Saline implants have a silicone shell. They are filled during surgery with pure saline (sterile salt water). They are inserted while deflated, then expanded once they’re inside the breast pocket. Saline implants have the advantage of being adjustable intra-operatively. This can help in cases with marked asymmetry. Some patients also find comfort in knowing that if these implants leak, the saline fluid inside them can be harmlessly absorbed by the body.
Saline implants may not be suitable for patients with thin skin. This implant type is more likely to create visible wrinkles or ripples. Saline implants also look less natural than silicone ones. Their main disadvantage is the presence of the valve used for filling. Because it is glued to the body of the implant the valve is the most frequent site of leakage. This thankfully remains an infrequent event.
Silicone implants have a silicone shell filled during manufacturing with compact silicone gel. This closely mimics the consistency of natural breasts making these implants the preferred choice for most women. Current silicone implants are called “Gummy Bear” or “Cohesive Gel Implants” because their content is no longer fluid. These implants are highly durable and don’t typically display visible rippling or wrinkling. Contrary to popular belief, silicone is in many respects the safer implant type.
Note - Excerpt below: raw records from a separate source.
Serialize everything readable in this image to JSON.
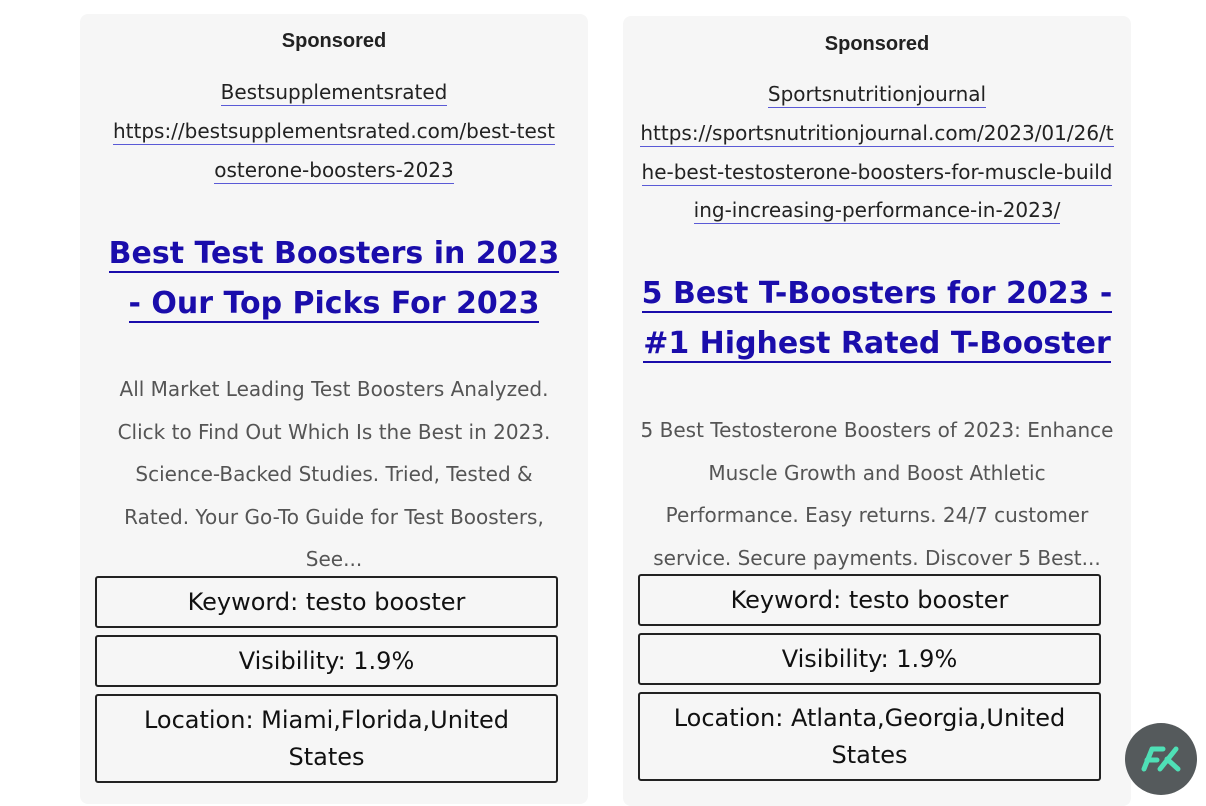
{
  "ads": [
    {
      "sponsored_label": "Sponsored",
      "domain": "Bestsupplementsrated",
      "url": "https://bestsupplementsrated.com/best-testosterone-boosters-2023",
      "headline": "Best Test Boosters in 2023 - Our Top Picks For 2023",
      "description": "All Market Leading Test Boosters Analyzed. Click to Find Out Which Is the Best in 2023. Science-Backed Studies. Tried, Tested & Rated. Your Go-To Guide for Test Boosters, See...",
      "keyword": "Keyword: testo booster",
      "visibility": "Visibility: 1.9%",
      "location": "Location: Miami,Florida,United States"
    },
    {
      "sponsored_label": "Sponsored",
      "domain": "Sportsnutritionjournal",
      "url": "https://sportsnutritionjournal.com/2023/01/26/the-best-testosterone-boosters-for-muscle-building-increasing-performance-in-2023/",
      "headline": "5 Best T-Boosters for 2023 - #1 Highest Rated T-Booster",
      "description": "5 Best Testosterone Boosters of 2023: Enhance Muscle Growth and Boost Athletic Performance. Easy returns. 24/7 customer service. Secure payments. Discover 5 Best...",
      "keyword": "Keyword: testo booster",
      "visibility": "Visibility: 1.9%",
      "location": "Location: Atlanta,Georgia,United States"
    }
  ],
  "badge": {
    "icon": "fk-logo-icon",
    "color": "#4fe0b6",
    "background": "#555a5c"
  }
}
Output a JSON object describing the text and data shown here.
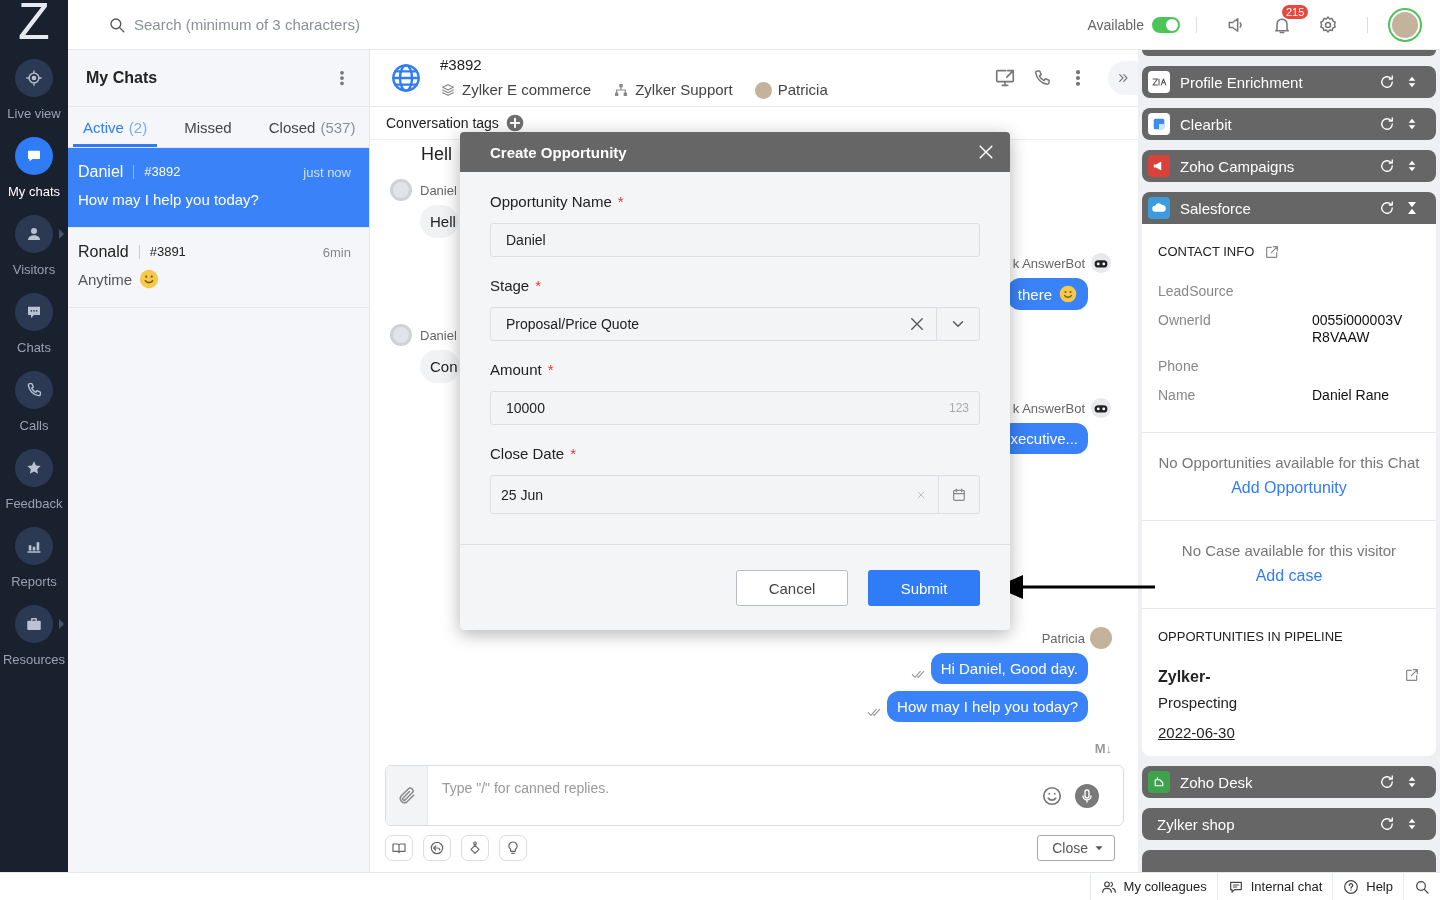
{
  "app": {
    "logo": "Z"
  },
  "nav": [
    {
      "label": "Live view",
      "kind": "crosshair",
      "selected": false,
      "submenu": false
    },
    {
      "label": "My chats",
      "kind": "chat",
      "selected": true,
      "submenu": false
    },
    {
      "label": "Visitors",
      "kind": "person",
      "selected": false,
      "submenu": true
    },
    {
      "label": "Chats",
      "kind": "dots",
      "selected": false,
      "submenu": false
    },
    {
      "label": "Calls",
      "kind": "phone",
      "selected": false,
      "submenu": false
    },
    {
      "label": "Feedback",
      "kind": "star",
      "selected": false,
      "submenu": false
    },
    {
      "label": "Reports",
      "kind": "bars",
      "selected": false,
      "submenu": false
    },
    {
      "label": "Resources",
      "kind": "briefcase",
      "selected": false,
      "submenu": true
    }
  ],
  "top_bar": {
    "search": {
      "placeholder": "Search (minimum of 3 characters)"
    },
    "status_label": "Available",
    "status_on": true,
    "notification_count": "215"
  },
  "chat_list": {
    "title": "My Chats",
    "tabs": [
      {
        "label": "Active",
        "count": "(2)",
        "selected": true
      },
      {
        "label": "Missed",
        "selected": false
      },
      {
        "label": "Closed",
        "count": "(537)",
        "selected": false
      }
    ],
    "items": [
      {
        "name": "Daniel",
        "id": "#3892",
        "time": "just now",
        "preview": "How may I help you today?",
        "emoji": false,
        "selected": true
      },
      {
        "name": "Ronald",
        "id": "#3891",
        "time": "6min",
        "preview": "Anytime",
        "emoji": true,
        "selected": false
      }
    ]
  },
  "conversation": {
    "id": "#3892",
    "website": "Zylker E commerce",
    "department": "Zylker Support",
    "agent": "Patricia",
    "tags_label": "Conversation tags",
    "messages": [
      {
        "kind": "plain",
        "text": "Hell"
      },
      {
        "kind": "visitor",
        "sender": "Daniel",
        "text": "Hell"
      },
      {
        "kind": "bot",
        "sender": "k AnswerBot",
        "text": "there",
        "emoji": true
      },
      {
        "kind": "visitor",
        "sender": "Daniel",
        "text": "Con"
      },
      {
        "kind": "bot",
        "sender": "k AnswerBot",
        "text": "xecutive..."
      },
      {
        "kind": "agent",
        "sender": "Patricia",
        "text": "Hi Daniel, Good day.",
        "read": true
      },
      {
        "kind": "agent",
        "text": "How may I help you today?",
        "read": true
      }
    ],
    "markdown_label": "M↓",
    "composer": {
      "placeholder": "Type \"/\" for canned replies."
    },
    "close_button": "Close"
  },
  "modal": {
    "title": "Create Opportunity",
    "fields": [
      {
        "label": "Opportunity Name",
        "required_mark": "*",
        "kind": "text",
        "value": "Daniel"
      },
      {
        "label": "Stage",
        "required_mark": "*",
        "kind": "select",
        "value": "Proposal/Price Quote"
      },
      {
        "label": "Amount",
        "required_mark": "*",
        "kind": "number",
        "value": "10000",
        "hint": "123"
      },
      {
        "label": "Close Date",
        "required_mark": "*",
        "kind": "date",
        "value": "25 Jun"
      }
    ],
    "buttons": [
      {
        "label": "Cancel",
        "kind": "secondary"
      },
      {
        "label": "Submit",
        "kind": "primary"
      }
    ]
  },
  "side_panel": {
    "widgets": [
      {
        "title": "Profile Enrichment",
        "kind": "zia",
        "color": "#ffffff",
        "expanded": false
      },
      {
        "title": "Clearbit",
        "kind": "clearbit",
        "color": "#ffffff",
        "expanded": false
      },
      {
        "title": "Zoho Campaigns",
        "kind": "megaphone",
        "color": "#d9413a",
        "expanded": false
      },
      {
        "title": "Salesforce",
        "kind": "cloud",
        "color": "#3d9be0",
        "expanded": true,
        "content": {
          "contact_heading": "CONTACT INFO",
          "fields": [
            {
              "label": "LeadSource"
            },
            {
              "label": "OwnerId",
              "value": "0055i000003VR8VAAW"
            },
            {
              "label": "Phone"
            },
            {
              "label": "Name",
              "value": "Daniel Rane"
            }
          ],
          "opportunities": {
            "message": "No Opportunities available for this Chat",
            "link": "Add Opportunity"
          },
          "cases": {
            "message": "No Case available for this visitor",
            "link": "Add case"
          },
          "pipeline": {
            "heading": "OPPORTUNITIES IN PIPELINE",
            "items": [
              {
                "name": "Zylker-",
                "stage": "Prospecting",
                "date": "2022-06-30"
              }
            ]
          }
        }
      },
      {
        "title": "Zoho Desk",
        "kind": "desk",
        "color": "#3fa34d",
        "expanded": false
      },
      {
        "title": "Zylker shop",
        "expanded": false
      }
    ]
  },
  "status_bar": {
    "items": [
      {
        "label": "My colleagues",
        "kind": "people"
      },
      {
        "label": "Internal chat",
        "kind": "ichat"
      },
      {
        "label": "Help",
        "kind": "help"
      },
      {
        "kind": "search"
      }
    ]
  }
}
There are four different ways to create the retro-Pectoral (behind the muscle) pocket and introduce the implant. Every surgeon has his/her chosen method and should be able to explain her/his reasons. Dr. Anous will methodically and scientifically discuss his preferences. The access incision may however vary depending on the patient’s anatomy.
To view the results of breast augmentation surgery in different body types please view our gallery of “Before and After” pictures.